We are all familiar with the Code Sepsis initiative at UAB. This is an area of national concern, with the Surviving Sepsis Campaign and Centers for Disease Control helping to lead the way. The CDC’s August 2016 issue of "Vital Signs" outlines their areas of focus in combating sepsis.

By Joanna Zurko, PGY2

Even as our residents train to become excellent clinicians, they also find time to develop their skills as researchers and academicians. Our program has a research curriculum designed to encourage resident involvement in the process of investigation in a variety of arenas including basic science, clinical research, and quality improvement. Residents can spend between 1-3 months devoted to research during their residency, during which time they work with faculty members on a specific project or collection of projects that they often continue throughout their training. 

By Daniel Ontenient, PGY3

At times, the label "Foodie City" appears to be used rather loosely. However, in recent years, Birmingham has etched its place among America’s up-and-coming destinations for gastronomic exploration. In 2015, Birmingham landed at #1 on Zagat’s list of “America’s Next Hot Food Cities.” Local world-renowned culinary experts, such as Frank Stitt, Chris Hastings, and Chris Dupont, have paved the way for young talented chefs and restaurateurs. Drawing inspiration traditional Southern cooking and international cuisine, these promising chefs are changing the landscape of the local restaurant industry, and amateur food enthusiasts have taken note.

by Sam McElwee, MD, Chief Cardiology Fellow and CMR 2014-2015

SamMcElwee, MDMy introduction and interest in cardiology came during my first year of medical school at UAB however, it was during the second year, when I was introduced to Dr. Robert “Bob” Robichaux, that my love for cardiology began. Dr. Robichaux served as my Introduction to Clinical Medicine preceptor and was responsible for teaching the basics of history-taking and the physical exam. We met on a bi-weekly basis and after our first few sessions, I began to notice a pattern. The beginning of our meetings were spent discussing LSU and Alabama football, his love being the Bengal Tigers and mine the Crimson Tide. The middle was focused on what we were actually assigned to talk about.
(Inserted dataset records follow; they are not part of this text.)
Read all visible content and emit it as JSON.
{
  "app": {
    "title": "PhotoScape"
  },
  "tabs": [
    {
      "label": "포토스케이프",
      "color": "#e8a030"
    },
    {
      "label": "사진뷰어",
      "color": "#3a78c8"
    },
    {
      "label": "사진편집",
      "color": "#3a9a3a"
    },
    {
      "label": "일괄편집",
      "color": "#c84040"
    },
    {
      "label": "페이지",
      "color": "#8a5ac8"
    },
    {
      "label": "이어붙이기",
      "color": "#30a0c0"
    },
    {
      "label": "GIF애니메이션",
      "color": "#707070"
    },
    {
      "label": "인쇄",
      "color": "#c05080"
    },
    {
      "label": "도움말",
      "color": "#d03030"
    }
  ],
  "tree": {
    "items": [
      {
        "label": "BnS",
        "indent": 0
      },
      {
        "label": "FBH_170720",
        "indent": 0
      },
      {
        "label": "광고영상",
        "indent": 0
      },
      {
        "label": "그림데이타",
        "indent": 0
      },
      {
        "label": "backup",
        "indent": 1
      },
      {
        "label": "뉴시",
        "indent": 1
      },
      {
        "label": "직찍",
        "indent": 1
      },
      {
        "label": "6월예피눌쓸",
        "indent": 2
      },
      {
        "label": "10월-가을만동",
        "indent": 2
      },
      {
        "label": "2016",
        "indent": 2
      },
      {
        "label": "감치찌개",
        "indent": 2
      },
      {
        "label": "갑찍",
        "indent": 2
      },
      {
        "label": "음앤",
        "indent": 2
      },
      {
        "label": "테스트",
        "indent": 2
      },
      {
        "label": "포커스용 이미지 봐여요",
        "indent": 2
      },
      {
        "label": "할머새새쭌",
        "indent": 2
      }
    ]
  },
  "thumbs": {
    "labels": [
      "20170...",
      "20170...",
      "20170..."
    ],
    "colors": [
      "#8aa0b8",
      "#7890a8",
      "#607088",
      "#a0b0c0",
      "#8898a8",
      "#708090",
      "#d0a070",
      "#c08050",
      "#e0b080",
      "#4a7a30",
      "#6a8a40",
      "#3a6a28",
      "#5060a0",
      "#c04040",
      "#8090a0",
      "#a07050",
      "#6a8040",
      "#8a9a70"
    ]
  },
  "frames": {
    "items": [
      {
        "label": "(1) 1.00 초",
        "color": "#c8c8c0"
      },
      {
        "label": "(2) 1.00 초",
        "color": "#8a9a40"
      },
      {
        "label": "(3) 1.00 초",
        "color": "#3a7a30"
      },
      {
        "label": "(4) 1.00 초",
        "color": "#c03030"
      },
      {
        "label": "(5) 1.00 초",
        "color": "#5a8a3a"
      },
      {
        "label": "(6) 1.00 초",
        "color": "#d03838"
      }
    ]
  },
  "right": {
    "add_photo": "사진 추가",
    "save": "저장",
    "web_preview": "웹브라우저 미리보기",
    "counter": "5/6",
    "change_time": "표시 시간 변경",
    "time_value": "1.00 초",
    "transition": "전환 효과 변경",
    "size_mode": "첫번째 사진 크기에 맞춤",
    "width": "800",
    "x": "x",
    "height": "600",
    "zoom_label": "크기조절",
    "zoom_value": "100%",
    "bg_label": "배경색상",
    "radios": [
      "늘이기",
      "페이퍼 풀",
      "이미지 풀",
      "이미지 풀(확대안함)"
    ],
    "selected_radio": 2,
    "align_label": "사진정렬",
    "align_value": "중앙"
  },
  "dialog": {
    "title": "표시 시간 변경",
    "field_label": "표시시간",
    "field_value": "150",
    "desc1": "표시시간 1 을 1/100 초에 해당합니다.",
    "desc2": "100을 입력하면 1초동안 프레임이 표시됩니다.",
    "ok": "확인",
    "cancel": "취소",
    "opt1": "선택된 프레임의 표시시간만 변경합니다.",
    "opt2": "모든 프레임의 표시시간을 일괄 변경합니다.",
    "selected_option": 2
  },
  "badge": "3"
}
The end, and usually where we spent the most time, was devoted to any and all aspects of cardiology. I was amazed and inspired to see Dr. Robichaux’s excitement as we inundated him with questions about auscultatory findings or quizzed him on the nuances of a cardiac-focused history. In seeing how much he loved his chosen field, even after 25 plus years of practice, how could I not love it as well? Our interactions over the course of that year solidified my passion for cardiology and also served as the foundation for my desire to become a clinician educator.